[Entry delayed in order to post the previous, time-sensitive one]
Last night the house’s plumbing went AWOL and having to spend 12 hours with no water triggered all kinds of memories.
It was almost two years ago now, yet it seems like yesterday. The place was Lighthouse condo #1, West End of Little Cayman Island in the middle of the Caribbean. A particularly nasty previous hurricane season had left its scars, huge waves having battered down the shoreline and swept away the entire back porch. But worse, they had also shaken the house’s very foundations in which our fresh water cisterns were built. Entire walls were cracked and the water had started leaking out into the surrounding sand and limestone. On an island with no other fresh water supply then Evian bottles, the rain, and individual Reverse Osmosis units, that was more than a mere inconvenience.
With our small R.O. unit failing regularly, not enough rain on the forecast and damaged gutters that captured very little of it any way, there was a time when I ran out of water completely every few days. So I would climb down into the huge, dark and creepy cistern looking for new cracks, scaring away a few giant cockroaches and a couple of frogs.
Or I’d wake up in the middle of the night and would have to walk to the water’s edge with a bucket to fill the lines with salt water and attempt – usually unsuccessfully – to prime the water pump back to life.
The razor-sharp ironshore – no beaches on the rocky West End – would cut into my otherwise rugged bare feet as I negotiated my way from the house to the ocean a hundred feet away, under an extraordinary blanket of stars in a sky without the faintest trace of light pollution.

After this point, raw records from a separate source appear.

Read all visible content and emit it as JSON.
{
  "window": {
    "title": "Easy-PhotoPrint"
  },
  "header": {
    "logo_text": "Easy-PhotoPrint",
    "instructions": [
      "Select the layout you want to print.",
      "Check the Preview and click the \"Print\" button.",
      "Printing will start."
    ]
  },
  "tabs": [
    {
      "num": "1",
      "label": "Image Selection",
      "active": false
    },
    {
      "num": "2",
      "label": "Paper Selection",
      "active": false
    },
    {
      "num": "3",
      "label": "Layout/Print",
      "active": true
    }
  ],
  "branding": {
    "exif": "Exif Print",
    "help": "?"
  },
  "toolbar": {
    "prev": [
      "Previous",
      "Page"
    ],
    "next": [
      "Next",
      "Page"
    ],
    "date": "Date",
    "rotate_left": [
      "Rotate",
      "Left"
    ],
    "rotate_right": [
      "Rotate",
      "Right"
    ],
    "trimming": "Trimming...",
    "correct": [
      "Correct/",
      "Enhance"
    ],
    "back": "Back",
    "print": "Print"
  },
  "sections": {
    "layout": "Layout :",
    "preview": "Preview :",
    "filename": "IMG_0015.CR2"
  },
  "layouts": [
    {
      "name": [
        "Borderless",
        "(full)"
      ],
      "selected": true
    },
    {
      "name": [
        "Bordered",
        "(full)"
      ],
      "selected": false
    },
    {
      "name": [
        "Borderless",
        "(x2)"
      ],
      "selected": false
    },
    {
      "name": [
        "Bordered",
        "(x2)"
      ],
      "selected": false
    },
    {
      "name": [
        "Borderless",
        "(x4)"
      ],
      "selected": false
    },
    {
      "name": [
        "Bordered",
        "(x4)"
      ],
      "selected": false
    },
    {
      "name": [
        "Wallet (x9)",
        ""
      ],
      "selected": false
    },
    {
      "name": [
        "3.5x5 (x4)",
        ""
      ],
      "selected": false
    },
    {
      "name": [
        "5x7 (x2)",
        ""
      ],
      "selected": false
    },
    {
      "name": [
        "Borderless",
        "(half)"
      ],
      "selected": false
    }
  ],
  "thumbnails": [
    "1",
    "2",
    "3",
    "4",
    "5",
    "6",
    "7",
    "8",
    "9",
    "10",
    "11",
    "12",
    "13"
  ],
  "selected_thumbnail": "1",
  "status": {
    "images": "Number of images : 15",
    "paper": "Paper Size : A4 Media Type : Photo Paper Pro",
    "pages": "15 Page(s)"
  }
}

Not a single sound could be heard around but the waves gently dancing around. A twelve mile long island with a single road, no traffic lights, two stop signs and a hundred and fifty inhabitants isn’t very noisy at the peak of the day; the nights, for their part, were as quiet and peaceful as nature can be.
I would stand by the water with my bucket for a while, looking up at the friendly constellations, navigating my way from a cluster to another, sometimes granted a rare sight of the Southern Cross, or I would turn around and look back at the warm light glowing inside my place, as a lighthouse calling me in, and I would be perfectly happy in my crisis.

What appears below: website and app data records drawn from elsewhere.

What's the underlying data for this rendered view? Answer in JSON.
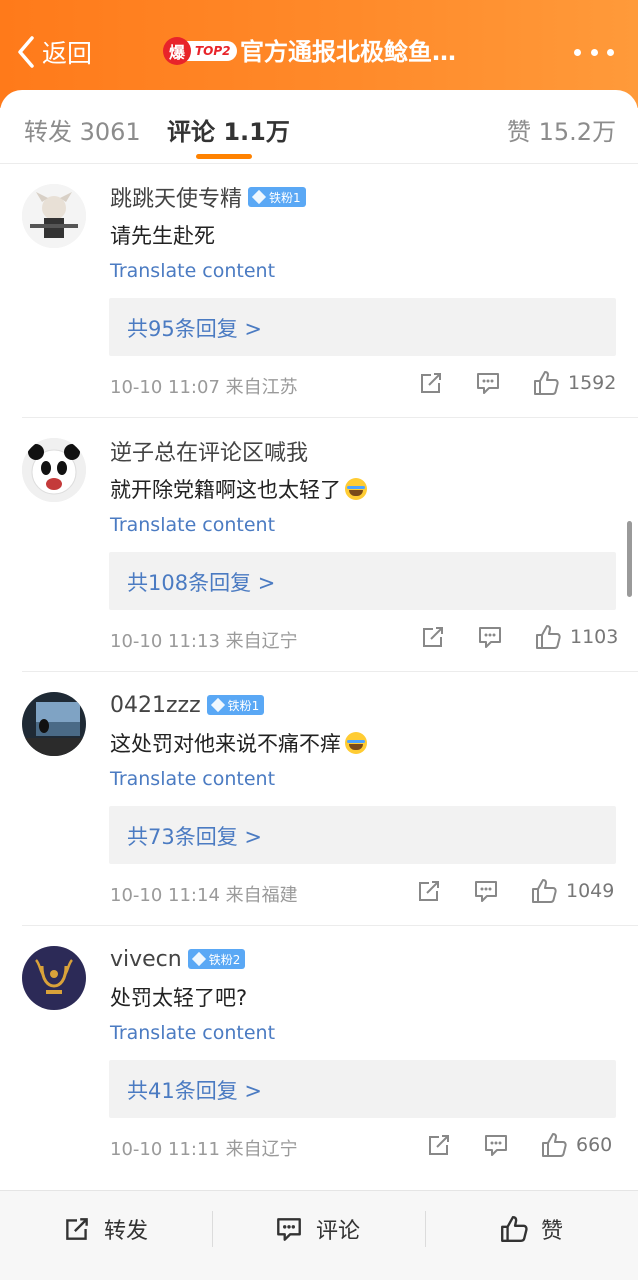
{
  "header": {
    "back_label": "返回",
    "hot_badge_char": "爆",
    "hot_rank": "TOP2",
    "title": "官方通报北极鲶鱼…"
  },
  "tabs": [
    {
      "label": "转发 3061"
    },
    {
      "label": "评论 1.1万"
    },
    {
      "label": "赞 15.2万"
    }
  ],
  "comments": [
    {
      "username": "跳跳天使专精",
      "badge": "铁粉1",
      "text": "请先生赴死",
      "has_emoji": false,
      "translate": "Translate content",
      "replies": "共95条回复 >",
      "meta": "10-10 11:07  来自江苏",
      "likes": "1592"
    },
    {
      "username": "逆子总在评论区喊我",
      "badge": "",
      "text": "就开除党籍啊这也太轻了",
      "has_emoji": true,
      "translate": "Translate content",
      "replies": "共108条回复 >",
      "meta": "10-10 11:13  来自辽宁",
      "likes": "1103"
    },
    {
      "username": "0421zzz",
      "badge": "铁粉1",
      "text": "这处罚对他来说不痛不痒",
      "has_emoji": true,
      "translate": "Translate content",
      "replies": "共73条回复 >",
      "meta": "10-10 11:14  来自福建",
      "likes": "1049"
    },
    {
      "username": "vivecn",
      "badge": "铁粉2",
      "text": "处罚太轻了吧?",
      "has_emoji": false,
      "translate": "Translate content",
      "replies": "共41条回复 >",
      "meta": "10-10 11:11  来自辽宁",
      "likes": "660"
    }
  ],
  "bottom_bar": {
    "repost_label": "转发",
    "comment_label": "评论",
    "like_label": "赞"
  },
  "colors": {
    "header_orange": "#ff8a2a",
    "accent": "#ff8200",
    "link_blue": "#4b7bc2",
    "badge_blue": "#5aa8f5"
  }
}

Then I’d fill the bucket and start back towards the light, step on a sharp broken conch shell aiming at me like spikes on a floating mine, swear in three languages and wish I was somewhere else, able to take a shower and wash the blood off my foot with fresh rather than sea water.
And here I am. Vancouver. Somewhere else.
The fresh water is pouring in endlessly from the sky – bucketfulls of it – and clogging my plumbing. Salt water has receded a few miles from the house and gotten much colder. The stars are different, too. But the adventure continues. I’ll miss this place, some day, just as much as I miss Little Cayman now.
So, preoccupied with the plumbing situation, I got up today at 6:00 am and went to work in a gloomy, rainy and dark morning, only to realize once there that I wasn’t working until 1:00 pm.
… But why is the rum gone?